How to create and open an encrypted Ubuntu Linux 18.04 server with Dropbear through SSH
Tags: Full Disk Encryption, Ubuntu Linux, Dropbear, SSH
Last update: Dec 2019
Some of you are security-aware and would like to install a full disk encryption on a new system. But you’ll face a problem: Once the machine reboots and you’re not around to type in the password, the machine will simply not boot up. For come over that issue you can use a small SSH listener called Dropbear which loads up during the very beginning of the boot process. Only if you authenticate with your correct RSA key, you can log on to the machine, provide the password for uncrypting the filesystem and will be kicked out again while the machine will finish its bootup.
– Freshly installed and encrypted Ubuntu 18.04 server (headless installation – no GUI).
– You should know how to use the linux terminal and the text editor nano.
– I advice you to tell your DHCP router to provide always the same IP to the machine.
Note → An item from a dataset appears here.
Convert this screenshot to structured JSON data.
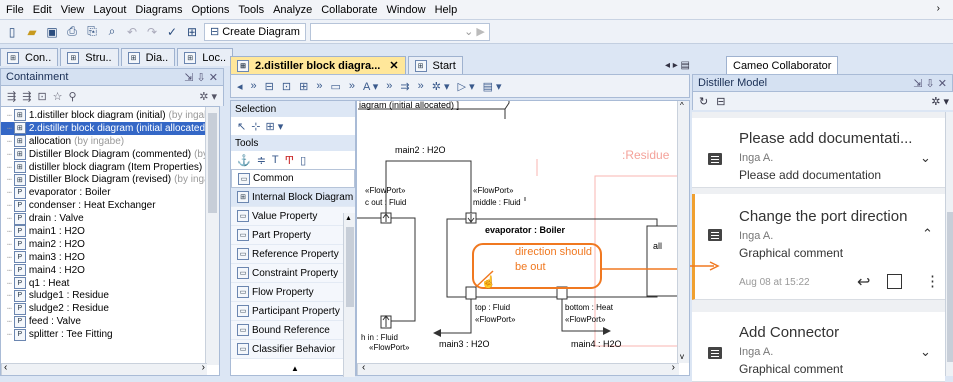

Otherwise the IP will change/increment every time you boot it up.
1. Let’s ensure we have all updates installed:
sudo apt update sudo apt dist-upgrade
Install the required additional dropbear package:
sudo apt-get --assume-yes install dropbear-initramfs
You’ll notice that during package installation some keys will be automatically generated:
– DSA 1024 key for root
– RSA 2048 key for root
– ECDSA521 key for root
2. Edit the config file:
sudo nano /etc/dropbear-initramfs/config
Uncomment the DROPBEAR_OPTIONS line and add a second port where SSH should listen on:
3. Since only public key authentication is allowed we need to create and fill up our authorized_keys file:
sudo nano /etc/dropbear-initramfs/authorized_keys
Fill it with the only allowed command and append your ssh-rsa key:
command="/bin/cryptroot-unlock" ssh-rsa YOUR_KEY
4. Apply the changes and reboot:
sudo update-initramfs -u sudo reboot
5. Now you can login to your machine for instance with:
ssh root@MACHINE_IP -p YOUR_PORT -i ~/.ssh/YOUR_KEY_FILE
– https://seeseekey.net/archive/122144/ (Hetzner specific)
This worked like a charm with a standard ubuntu install.